    My own theory, probably unpopular, is that American audiences' current rejection of modernism is rooted in puritanism. Artists should be making money and going to church, not screwing around and having fun. The common reaction I hear to art is "I guess they have too much time on their hands." Oh, those idle hands! Of course, this doesn't apply to the Second Viennese School, who were just as suspicious of pleasure.

    The search for meaning always puzzles me. I like "The Tempest," but I have no idea what it means.

  11. Honestly, I did not have much fun in the "Objects" section. Many of the entries in "Objects" look to me like they do abandon representation completely, e.g. "A CUTLET: A blind agitation is manly and uttermost."

    Thus the meaning is drained out of the words. I am more suspicious of the amount of meaning in art than most people are, but I am talking about something much more linguistically basic here - not the "meaning" of Tender Buttons or The Tempest, but of the word "salad." I classify a lot of dishes under that word, yet I still have a strong sense of what it means, and what it means ain't cake.

    All of this is fine. Had to be done. Every art had to do it in one way or another (link is to an Ellsworth Kelly print).

    I agree that this is really the polar opposite of what Joyce did, where every word has multiple meanings drawn from multiple languages, river names, etymologies, etc.

  12. Oh, yes. It's hard to tell how much representation Stein had in mind. I think it was Richard Kostelanetz who said that he thought he knew what she was doing, but didn't know if it was what she thought she was doing.

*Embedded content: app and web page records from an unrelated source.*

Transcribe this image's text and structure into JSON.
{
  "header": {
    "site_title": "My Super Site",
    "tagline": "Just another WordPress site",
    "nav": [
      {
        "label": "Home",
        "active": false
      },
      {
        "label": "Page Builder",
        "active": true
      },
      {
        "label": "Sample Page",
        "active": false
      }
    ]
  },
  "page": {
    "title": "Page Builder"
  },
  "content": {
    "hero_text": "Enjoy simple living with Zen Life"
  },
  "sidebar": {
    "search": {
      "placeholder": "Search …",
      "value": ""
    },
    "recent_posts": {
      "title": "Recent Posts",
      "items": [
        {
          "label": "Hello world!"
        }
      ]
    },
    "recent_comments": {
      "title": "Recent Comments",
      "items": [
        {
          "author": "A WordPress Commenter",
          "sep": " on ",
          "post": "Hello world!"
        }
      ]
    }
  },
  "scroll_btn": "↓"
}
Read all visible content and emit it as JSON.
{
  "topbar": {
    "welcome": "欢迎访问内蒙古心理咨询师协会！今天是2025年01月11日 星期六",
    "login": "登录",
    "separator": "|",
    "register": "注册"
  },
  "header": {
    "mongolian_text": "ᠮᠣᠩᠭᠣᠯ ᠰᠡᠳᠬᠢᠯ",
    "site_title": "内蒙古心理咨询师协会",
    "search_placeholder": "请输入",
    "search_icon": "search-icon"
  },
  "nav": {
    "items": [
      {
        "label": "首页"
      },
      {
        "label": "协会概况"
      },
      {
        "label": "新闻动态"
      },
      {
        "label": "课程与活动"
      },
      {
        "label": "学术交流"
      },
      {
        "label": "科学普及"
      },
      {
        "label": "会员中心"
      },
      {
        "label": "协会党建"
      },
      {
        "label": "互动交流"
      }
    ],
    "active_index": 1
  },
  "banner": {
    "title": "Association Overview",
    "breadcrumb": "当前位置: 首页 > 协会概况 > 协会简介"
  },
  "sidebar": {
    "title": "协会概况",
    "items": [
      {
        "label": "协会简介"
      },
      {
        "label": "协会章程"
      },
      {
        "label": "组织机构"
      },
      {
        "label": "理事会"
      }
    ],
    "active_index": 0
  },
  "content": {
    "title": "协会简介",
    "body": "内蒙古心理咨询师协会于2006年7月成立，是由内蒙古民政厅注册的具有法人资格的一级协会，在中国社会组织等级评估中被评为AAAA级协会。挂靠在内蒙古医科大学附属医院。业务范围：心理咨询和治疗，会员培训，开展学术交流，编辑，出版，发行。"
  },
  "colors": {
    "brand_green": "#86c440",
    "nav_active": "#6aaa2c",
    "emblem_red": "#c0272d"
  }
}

    I still find "Tender Buttons" (and some of the other works in that vein, like "Bee Time Vine") a blast, but I can understand why Stein returned to conventional syntax afterwards. The attempt to apply the principles of painting to language was a bit problematic, but I guess nobody got hurt...

  13. Yeah, what Kostelanetz said, that sounds about right.

    I did enjoy the "Food" section a lot, both reading around in it and reading it aloud. Maybe just because I like food, so I could create more associations on my own.